Over the weekend, our Blizzard overlords suspended a bunch of players for exploiting high-end content (Blizz words, not mine). Quoting Fangtooth, Blizzard handmaiden:
Recently, the Game Master staff found certain players repeatedly exploiting specific high-end content in Molten Core. The raid participants continued this exploitation after being asked to stop. At this time, we are issuing suspensions to all accounts involved.
We encourage players to actively explore and defeat these encounters, but we ask that it is done in a manner intended by the design of the game. Using exploits is not something we tolerate. When possible, we will educate players on what is and is not intended by game design. If this education goes unheeded, action can and will be taken against those involved.
CHEATERS!!! Right? Not so fast. More details per Blizzard’s Maleki (post #21):
To be a little more specific, the guild in question was using repeated line of sight exploits which prevented the mobs from attacking back. Also, using a pulling exploit which allowed them to only agro boss mobs. Both are considered exploits, and the guild in question was previously warned the night before. We want to reiterate that exploitation of high end content will not be tolerated.
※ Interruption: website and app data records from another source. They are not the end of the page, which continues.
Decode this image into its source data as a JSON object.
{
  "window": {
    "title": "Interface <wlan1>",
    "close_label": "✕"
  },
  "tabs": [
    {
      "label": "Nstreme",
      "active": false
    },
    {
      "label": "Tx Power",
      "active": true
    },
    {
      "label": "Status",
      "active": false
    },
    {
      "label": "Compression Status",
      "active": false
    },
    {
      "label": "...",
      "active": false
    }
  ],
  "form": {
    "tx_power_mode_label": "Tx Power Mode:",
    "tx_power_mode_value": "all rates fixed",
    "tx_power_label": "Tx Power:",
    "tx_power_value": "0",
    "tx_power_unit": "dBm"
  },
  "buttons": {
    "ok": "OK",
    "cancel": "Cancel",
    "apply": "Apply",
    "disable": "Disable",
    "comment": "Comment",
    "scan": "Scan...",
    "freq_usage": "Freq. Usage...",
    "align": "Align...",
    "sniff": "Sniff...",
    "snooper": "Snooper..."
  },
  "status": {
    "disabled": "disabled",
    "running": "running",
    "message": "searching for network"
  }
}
Hmmm. Still sounds bad. Probably over in that Cheating area on the chart. No wait!! Player Felzen in post #48 gives details of the encounter (which Blizzard subsequently responds to, so I’m guessing this is a fair player account of the whole mess):
This is what oyu guys are wanting to know.
The guild in question was warned not to do it. They did NOT ever repeate it after the warning. They did not use line of sight exploits ever.
The guild pulled by having a warlock summon a rogue who tagged a mob. The mob then ran to the raid group and the guild killed him with his guards present and offtanked as the encoutner was intended.
So, No pulling using warlock summons. No pulling using hunter snare traps followed by feigning.
And Maleki responds in post #59 (excerpted):
Ok, so basically your saying the guild in question must be warned for every variation of the exploit? Last night, the GM let you all off with a simple warning. Less than 24 hours later, you proceed back to do the same thing.
You left out pulling the boss mob across the entirely spawned zone. Sounds to me like this is exactly how the encounter was designed. Not to mentioned you where warned less than 24 hours previous.
I enjoyed post #44 by player Solanthious of the Lightbringer server:
So, basically, what you’re saying is that the hunter “exploit” and the old EQ CoH pull tactic are exploits because you “Blizzard” wants the adds killed at a boss or before a boss?
Do I need to remind a certain dev about pulling AHR without clearing?
(I don’t even know if that certain dev ever used that … technique, but still is funny.)
From my skimming of the 20+ page thread, it seems Blizzard has an issue with players using class abilities to selectively pull shit. Like rogues and warlocks working together (GOD NO!) and hunters using feign death and snare to snake out the mobs they want. Reading the greater details of the incident, it seems like it’s not line of sight at all, rather it’s players being clever, once again.
If Blizz doesn’t want players to be clever in this particular manner in this particular encounter, then disable the damn abilities in that zone. Or, redesign the whole thing. They can’t run around suspending people for being clever. Well, they can, but they look like COMPLETE idiots.
We needed to get our hunter to a particular quest mob, buried deep in this dumass elite zone. We could have killed every single mob along the way and in an hour or so arrived at our destination, but why would we when we don’t have to?
The rogues stealthed through and waited in the quest room, the hunter feigned his way through, and at the final room, hunter popped up, called the pet, the rogues unstealthed, and we commenced the killing. Was that how that encounter was intended?
How the fuck would I know.